This past year we also worked hard to support the immigrant rights movement both in Lane County and across the State of Oregon. We developed a strategy for broadening our reach with Spanish and English Language Know Your Rights for the Immigrant Community Trainings by facilitating a train-the-trainer series. The series increased our base of Spanish speaking trainers who have responded to the need expressed by our local Latino community to provide more trainings more frequently while residents face increasing scrutiny under the Trump administration. In addition, we are exploring ways that our legal observer role can be modified and used for rapid response to ICE encounters.

Finally, we have developed specialized trainings and legal support for anti-racist and anti-fascist organizers and activists. CLDC is deeply committed to supporting the critical role these people play in the fight against hate, bigotry and intolerance.

Digital Security

CLDC is committed to educating our activist communities on the tools that can be used with confidence by dissident organizers to resist surveillance and remain free to take action.  Activist groups today are equipped with widespread and affordable digital cameras, satellite navigation, and instantaneous global communications and social networking.
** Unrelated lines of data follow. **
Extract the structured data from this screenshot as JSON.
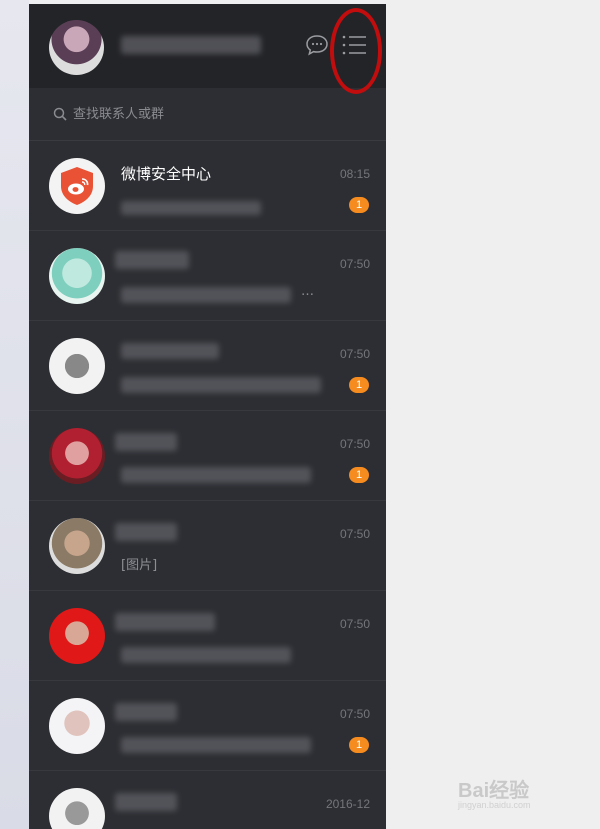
{
  "search": {
    "placeholder": "查找联系人或群"
  },
  "conversations": [
    {
      "name": "微博安全中心",
      "time": "08:15",
      "preview": "",
      "badge": "1"
    },
    {
      "name": "",
      "time": "07:50",
      "preview": "…",
      "badge": ""
    },
    {
      "name": "",
      "time": "07:50",
      "preview": "",
      "badge": "1"
    },
    {
      "name": "",
      "time": "07:50",
      "preview": "",
      "badge": "1"
    },
    {
      "name": "",
      "time": "07:50",
      "preview": "[图片]",
      "badge": ""
    },
    {
      "name": "",
      "time": "07:50",
      "preview": "",
      "badge": ""
    },
    {
      "name": "",
      "time": "07:50",
      "preview": "",
      "badge": "1"
    },
    {
      "name": "",
      "time": "2016-12",
      "preview": "",
      "badge": ""
    }
  ],
  "watermark": {
    "brand": "Bai经验",
    "sub": "jingyan.baidu.com"
  },
  "icons": {
    "chat": "chat-bubble-icon",
    "menu": "list-menu-icon",
    "search": "search-icon",
    "weibo": "weibo-shield-icon"
  },
  "colors": {
    "panel": "#2d2e33",
    "header": "#232428",
    "badge": "#f68b1f",
    "highlight_ring": "#c10d0d"
  }
}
These technologies provide significant organizing advantages. At the same time, State and corporate opponents will turn these complex tools against activists, enabling systematic surveillance and sophisticated infiltration and disruption.  In a world where millions of digital communications are silently intercepted, collected, and stored every day, how do activists effectively say “I do not consent to this search?” As in a physical encounter with law enforcement, we must be proactive. Online, this means using encryption along with other privacy-protecting and autonomy-preserving tools.
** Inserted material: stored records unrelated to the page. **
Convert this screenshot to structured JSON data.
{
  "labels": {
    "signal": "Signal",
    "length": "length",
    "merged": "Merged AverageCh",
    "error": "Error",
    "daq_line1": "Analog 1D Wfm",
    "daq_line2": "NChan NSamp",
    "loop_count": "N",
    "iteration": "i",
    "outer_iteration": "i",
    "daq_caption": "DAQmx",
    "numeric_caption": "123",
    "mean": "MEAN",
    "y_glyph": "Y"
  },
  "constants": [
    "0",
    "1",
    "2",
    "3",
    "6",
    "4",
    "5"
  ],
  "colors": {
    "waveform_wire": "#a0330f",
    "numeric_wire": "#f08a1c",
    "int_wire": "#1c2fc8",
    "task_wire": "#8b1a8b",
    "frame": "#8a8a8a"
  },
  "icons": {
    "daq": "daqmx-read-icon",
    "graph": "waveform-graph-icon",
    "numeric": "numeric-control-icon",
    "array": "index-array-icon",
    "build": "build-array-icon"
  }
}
Our choice of tools is of vital importance—corporate digital infrastructure that may be convenient to use can be relied upon to snitch on anyone accused of making trouble for racist, neocolonial and patriarchal government agencies and exploitative or toxic industries.  Community-driven, trustworthy, and proven digital security tools exist, but can require a sometimes steep learning curve. Also, all technologies have certain limitations. Knowing exactly what these are is crucial to using them safely and effectively. Finally, technology changes faster than the law. New backdoors and security flaws are discovered by researchers—or leaked to journalists by inside dissenters—every week.

Support our work
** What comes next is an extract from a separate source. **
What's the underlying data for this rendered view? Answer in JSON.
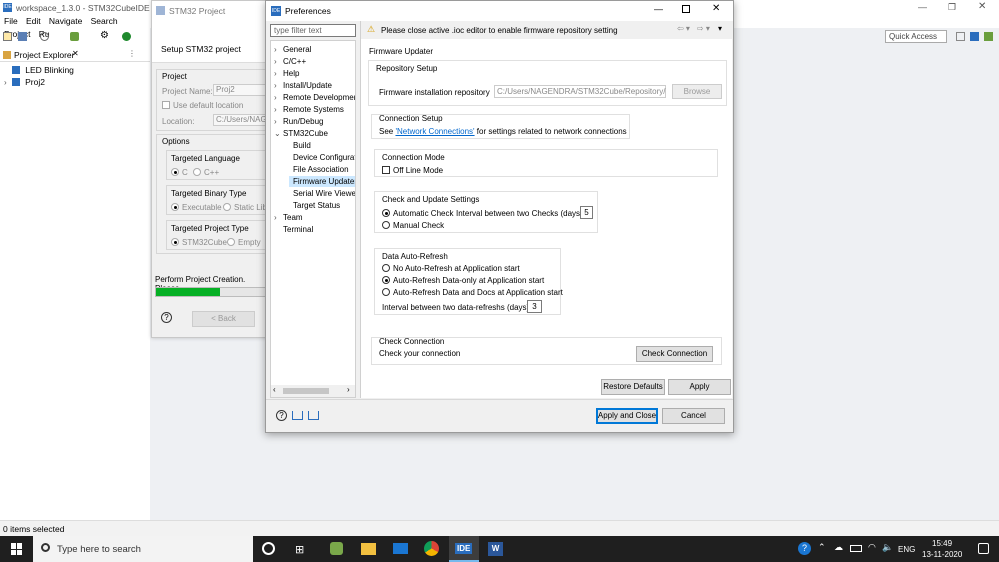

Please consider supporting CLDC today. Because we constantly fight back, using every sound legal tool available to confront corporate greed and stop government repression in our movement, we rely heavily on support from individual grassroots supporters through donations. We never take grants from the federal government or large corporations. CLDC is powered by thousands of individual people like you from across the country who commit to our work. To put it simply, we are only able accomplish what you see in this Year in Review with grassroots support.  Will you commit to our work defending frontline activists and supporting people’s rights by becoming a sustaining member, or making a one-time donation before the year’s end?